The Translation Workshop: Are Thirty Hands Better Than Two?
In a recent essay for WLT, Hungarian writer Zsolt Láng muses on writing—and playing—together: “Writing together has neither an official nor a nickname. For want of a better term, they call it writing for four hands, writing for two hands (after all, only one plus one hand is engaged in it), or simultaneous writing. . . . The one to compose the most for four hands was Robert Schumann, and it is his exhortation that is echoed by teachers encouraging their students to engage in four-handed play: ‘Do not miss any opportunity to play music with others. Only so will your playing become fluent and vigorous’” (“Ping-Pong; or, Writing Together,” trans. Erika Mihálycsa, Jan. 2015).
By analogy, translating together provides a wonderful opportunity for developing a “fluent and vigorous” style. In recent years, the most successful example of “four-handed” translation comes from Richard Pevear and Larissa Volokhonsky, whose prizewinning translations of Russian classics have inspired a new generation of readers. But do too many hands spoil the proverbial stew? Fourteen advanced French students from the Norman Public Schools recently put that adage to the test.
During a day-long translation workshop with poet, playwright, and translator Zack Rogow, the students spent the morning discussing various translations of Arthur Rimbaud’s “Ma Bohème,” and in the afternoon he challenged them to translate Armand Robin’s “Quarante Vies” (1940), which has never before appeared in English. Working in small groups, they divided up the poem, taking a line-by-line approach. Here is their collective result:
by Armand Robin
I live as if I have forty lives
Where I explore,
Where I destroy dense destinies one after another,
Where I find times far from my years,
Where I get lost.
Cloud, straying in the sky,
Stream of grass in grass flowing by,
Hurrying yet endlessly refreshed,
I flee from life to life.
Brawling bodies battling all forty lives!
My flesh replaced by hardened strangers,
Me by myself removed, replaced
By other more imposing inhabitants
My life without me could be replaced
By a life where I will be.
I will extend beyond time,
I make myself as I shift and drift.
Although all the students came into the workshop passionate about expanding their knowledge of French, few knew what to expect, and most feared the difficulty involved in the task of translation.
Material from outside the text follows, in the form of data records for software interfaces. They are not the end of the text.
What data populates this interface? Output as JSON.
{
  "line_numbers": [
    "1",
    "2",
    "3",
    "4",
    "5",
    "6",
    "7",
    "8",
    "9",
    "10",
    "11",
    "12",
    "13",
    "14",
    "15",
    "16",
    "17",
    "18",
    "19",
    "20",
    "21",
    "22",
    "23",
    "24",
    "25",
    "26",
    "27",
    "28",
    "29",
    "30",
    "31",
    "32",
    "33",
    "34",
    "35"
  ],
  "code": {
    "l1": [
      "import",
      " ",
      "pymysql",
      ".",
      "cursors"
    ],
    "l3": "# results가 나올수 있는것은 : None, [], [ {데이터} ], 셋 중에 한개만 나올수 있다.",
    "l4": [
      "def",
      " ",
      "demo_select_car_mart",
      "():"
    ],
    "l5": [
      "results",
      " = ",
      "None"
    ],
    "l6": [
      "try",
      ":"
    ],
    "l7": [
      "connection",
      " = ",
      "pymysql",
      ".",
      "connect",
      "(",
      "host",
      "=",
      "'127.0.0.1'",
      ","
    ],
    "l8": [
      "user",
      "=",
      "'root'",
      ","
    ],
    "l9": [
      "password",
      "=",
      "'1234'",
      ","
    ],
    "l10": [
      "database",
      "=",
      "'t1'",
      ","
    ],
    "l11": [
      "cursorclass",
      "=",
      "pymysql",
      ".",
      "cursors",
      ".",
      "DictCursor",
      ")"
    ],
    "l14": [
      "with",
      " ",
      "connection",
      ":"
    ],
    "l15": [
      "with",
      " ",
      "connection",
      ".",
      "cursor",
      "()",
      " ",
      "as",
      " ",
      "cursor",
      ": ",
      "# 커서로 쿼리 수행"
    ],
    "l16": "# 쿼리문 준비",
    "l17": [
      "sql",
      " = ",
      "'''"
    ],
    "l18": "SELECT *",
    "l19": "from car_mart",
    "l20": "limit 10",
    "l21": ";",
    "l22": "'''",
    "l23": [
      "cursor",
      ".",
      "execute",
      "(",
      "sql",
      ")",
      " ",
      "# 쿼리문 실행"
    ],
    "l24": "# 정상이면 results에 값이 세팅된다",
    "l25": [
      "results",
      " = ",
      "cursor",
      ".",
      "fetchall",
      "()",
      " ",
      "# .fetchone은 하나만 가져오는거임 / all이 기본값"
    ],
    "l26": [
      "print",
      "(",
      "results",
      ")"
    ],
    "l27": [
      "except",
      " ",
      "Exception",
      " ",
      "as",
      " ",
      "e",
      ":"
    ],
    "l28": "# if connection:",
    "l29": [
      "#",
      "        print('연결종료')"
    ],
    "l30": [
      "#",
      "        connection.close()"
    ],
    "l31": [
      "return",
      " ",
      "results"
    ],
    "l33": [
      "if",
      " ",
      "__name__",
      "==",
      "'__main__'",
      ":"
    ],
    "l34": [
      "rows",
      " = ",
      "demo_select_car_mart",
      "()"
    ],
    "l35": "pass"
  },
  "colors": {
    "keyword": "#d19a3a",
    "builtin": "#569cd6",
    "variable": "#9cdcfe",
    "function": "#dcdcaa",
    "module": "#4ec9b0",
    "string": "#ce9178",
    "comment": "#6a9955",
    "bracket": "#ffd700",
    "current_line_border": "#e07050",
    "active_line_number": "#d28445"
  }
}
Reading the Rimbaud poem together, they were surprised by the many different possible versions of a single original, and they soon realized that translating for literal sense while at the same time striving for poetic sensibility proved to be a difficult balancing act: changing a single word could affect the entire translation.
Norman High student Anna Wade’s comments on the experience were emblematic: “This field trip surprised me in the best possible way. I came into the workshop expecting to expand my knowledge of the French language through translation. But it was so much more than that. The workshop was engaging and fun, but it still allowed me to gain useful tools to further my understanding and appreciation of the language.” And Norman North senior Haley Prieto offered her own perspective: “From the workshop I learned how difficult it really is to be a translator. To be good at it, meaning and feeling must be conveyed, not just words, in order to fully comprehend what is being said.”
The Romantic myth of the solitary poet, wandering alone on the moor—or a bohemian poète maudit like Rimbaud, trudging through the muddy Ardennes—continues to color our perceptions of the creative writer. And by the very nature of their work, most translators toil in solitude. However, when it comes to the translation workshop, the labor of many hands offers rich opportunities for collaborative learning.